Amy Schumer Reveals The Condition She Has Privately Struggled With For Years

Amy Schumer is arguably one of the funniest women in Hollywood. The stand-up comic has become notorious for her self-deprecating jokes and even roasted herself (and her unborn child) in her Netflix special, "Growing."

The New York native, who is slated to cohost the 2022 Academy Awards, has never shied away from her past and has even opened up about her rocky childhood. The "I Feel Pretty" star revealed in her book, "The Girl with the Lower Back Tattoo," that her adolescent years were often filled with uncertainties. She was born into a wealthy family, but was forced into poverty after her father lost his business (via The Guardian).

Schumer has since packaged her experiences into a dramedy loosely based on her life called, "Love & Beth." The funny lady, who often pokes fun at her own life, has just revealed a big secret that she says caused her years of shame.

Amy Schumer shares her story in new show

Amy Schumer has seemingly always included real-life experiences in her work. Her HBO Max docuseries "Expecting Amy," chronicled her struggle with hyperemesis gravidarum — a condition that causes severe nausea and vomiting during pregnancy. Schumer's latest project, Hulu's "Life & Beth" is no different. The series, created by Schumer, follows wine rep Beth Jones, as she examines her childhood experiences in a quest to determine where her life is headed. However, the comedic series does include more serious topics, and Schumer has just revealed that one plot from the show is based off a condition she lives with.

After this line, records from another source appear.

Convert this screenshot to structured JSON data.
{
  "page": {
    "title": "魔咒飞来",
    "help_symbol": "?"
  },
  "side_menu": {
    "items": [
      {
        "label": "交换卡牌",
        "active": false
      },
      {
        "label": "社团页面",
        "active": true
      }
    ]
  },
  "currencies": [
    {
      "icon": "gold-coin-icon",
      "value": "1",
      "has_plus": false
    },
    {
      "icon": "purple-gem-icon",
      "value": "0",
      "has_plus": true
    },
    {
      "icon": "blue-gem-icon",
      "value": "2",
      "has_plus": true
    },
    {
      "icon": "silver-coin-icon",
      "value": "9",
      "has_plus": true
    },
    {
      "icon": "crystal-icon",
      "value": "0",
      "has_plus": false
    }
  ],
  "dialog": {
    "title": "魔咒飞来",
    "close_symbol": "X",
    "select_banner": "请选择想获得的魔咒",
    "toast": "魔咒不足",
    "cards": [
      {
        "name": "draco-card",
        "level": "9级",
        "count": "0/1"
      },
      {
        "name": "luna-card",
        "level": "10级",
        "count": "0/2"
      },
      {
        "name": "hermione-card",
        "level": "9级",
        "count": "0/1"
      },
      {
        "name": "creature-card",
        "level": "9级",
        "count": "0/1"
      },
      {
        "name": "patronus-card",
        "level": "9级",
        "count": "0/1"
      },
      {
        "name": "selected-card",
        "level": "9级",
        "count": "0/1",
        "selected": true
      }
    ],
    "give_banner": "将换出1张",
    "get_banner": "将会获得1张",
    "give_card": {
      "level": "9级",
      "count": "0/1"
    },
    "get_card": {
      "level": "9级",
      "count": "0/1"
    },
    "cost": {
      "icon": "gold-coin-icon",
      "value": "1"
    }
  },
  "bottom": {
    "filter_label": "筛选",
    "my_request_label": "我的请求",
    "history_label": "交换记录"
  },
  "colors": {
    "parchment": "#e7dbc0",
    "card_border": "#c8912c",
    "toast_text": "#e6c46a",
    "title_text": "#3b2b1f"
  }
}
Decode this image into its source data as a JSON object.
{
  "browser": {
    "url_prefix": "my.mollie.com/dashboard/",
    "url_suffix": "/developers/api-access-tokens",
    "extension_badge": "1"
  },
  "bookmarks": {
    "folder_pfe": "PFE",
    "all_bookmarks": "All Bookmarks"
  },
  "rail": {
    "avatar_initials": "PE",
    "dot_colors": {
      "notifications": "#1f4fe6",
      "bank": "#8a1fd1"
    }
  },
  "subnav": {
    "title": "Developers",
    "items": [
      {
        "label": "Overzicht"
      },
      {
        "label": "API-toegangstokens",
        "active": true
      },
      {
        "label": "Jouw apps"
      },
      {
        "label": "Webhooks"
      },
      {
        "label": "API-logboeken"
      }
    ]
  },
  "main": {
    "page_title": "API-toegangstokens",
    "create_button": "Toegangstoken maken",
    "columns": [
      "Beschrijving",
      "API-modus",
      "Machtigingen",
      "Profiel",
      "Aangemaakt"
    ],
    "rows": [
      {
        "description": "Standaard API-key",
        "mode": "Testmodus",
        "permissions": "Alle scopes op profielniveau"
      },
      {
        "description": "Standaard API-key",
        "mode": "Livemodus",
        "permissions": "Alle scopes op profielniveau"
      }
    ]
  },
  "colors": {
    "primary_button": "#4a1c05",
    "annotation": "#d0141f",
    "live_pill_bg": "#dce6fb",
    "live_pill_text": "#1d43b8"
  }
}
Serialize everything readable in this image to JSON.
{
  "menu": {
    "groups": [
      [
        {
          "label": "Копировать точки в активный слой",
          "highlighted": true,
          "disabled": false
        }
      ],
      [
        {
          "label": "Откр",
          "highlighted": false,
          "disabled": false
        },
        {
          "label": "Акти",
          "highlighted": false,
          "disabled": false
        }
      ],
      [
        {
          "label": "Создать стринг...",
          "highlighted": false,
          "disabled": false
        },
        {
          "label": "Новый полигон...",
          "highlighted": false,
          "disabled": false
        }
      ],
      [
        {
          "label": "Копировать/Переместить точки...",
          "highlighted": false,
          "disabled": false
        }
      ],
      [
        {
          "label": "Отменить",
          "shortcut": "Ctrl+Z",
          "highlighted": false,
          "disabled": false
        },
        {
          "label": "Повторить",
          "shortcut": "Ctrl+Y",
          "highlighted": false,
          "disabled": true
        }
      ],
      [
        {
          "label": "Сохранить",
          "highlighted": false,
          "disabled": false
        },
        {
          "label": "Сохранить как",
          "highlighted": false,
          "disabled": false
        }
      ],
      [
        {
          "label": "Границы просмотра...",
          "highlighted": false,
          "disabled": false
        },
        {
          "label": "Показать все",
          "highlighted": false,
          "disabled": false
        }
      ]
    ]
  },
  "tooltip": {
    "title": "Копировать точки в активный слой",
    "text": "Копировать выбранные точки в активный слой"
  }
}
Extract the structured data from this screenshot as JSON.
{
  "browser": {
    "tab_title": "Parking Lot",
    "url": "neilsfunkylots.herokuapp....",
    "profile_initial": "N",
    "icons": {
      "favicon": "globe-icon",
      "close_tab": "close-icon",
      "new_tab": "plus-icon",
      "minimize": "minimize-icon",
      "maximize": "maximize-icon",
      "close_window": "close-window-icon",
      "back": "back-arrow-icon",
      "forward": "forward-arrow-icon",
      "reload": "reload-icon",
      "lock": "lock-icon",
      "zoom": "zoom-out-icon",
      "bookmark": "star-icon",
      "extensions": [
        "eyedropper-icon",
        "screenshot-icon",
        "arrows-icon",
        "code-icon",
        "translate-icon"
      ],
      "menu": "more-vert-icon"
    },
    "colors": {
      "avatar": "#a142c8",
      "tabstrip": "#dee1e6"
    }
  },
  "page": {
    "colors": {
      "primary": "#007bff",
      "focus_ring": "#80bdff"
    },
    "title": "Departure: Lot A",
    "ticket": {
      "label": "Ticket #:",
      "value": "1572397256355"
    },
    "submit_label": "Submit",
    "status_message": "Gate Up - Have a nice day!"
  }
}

The show features a scene in which a younger Beth, pulls out the majority of the hair on her head, forcing her to wear a wig. Schumer — in an interview with The Hollywood Reporter — explained that the condition, trichotillomania, is one that she also suffers from. "I think everybody has a big secret and that's mine," Schumer told the publication. "And I'm proud that my big secret only hurts me but it's been what I've carried so much shame about for so long."

Schumer further explains that the condition is one that she will have to manage for the rest of her life. She decided to disclose her condition in the semi-autobiographical series in hopes that it would inspire others. She explained, "I thought putting it in there would be good for me to alleviate some of my shame and maybe, hopefully, help others alleviate some of theirs, too."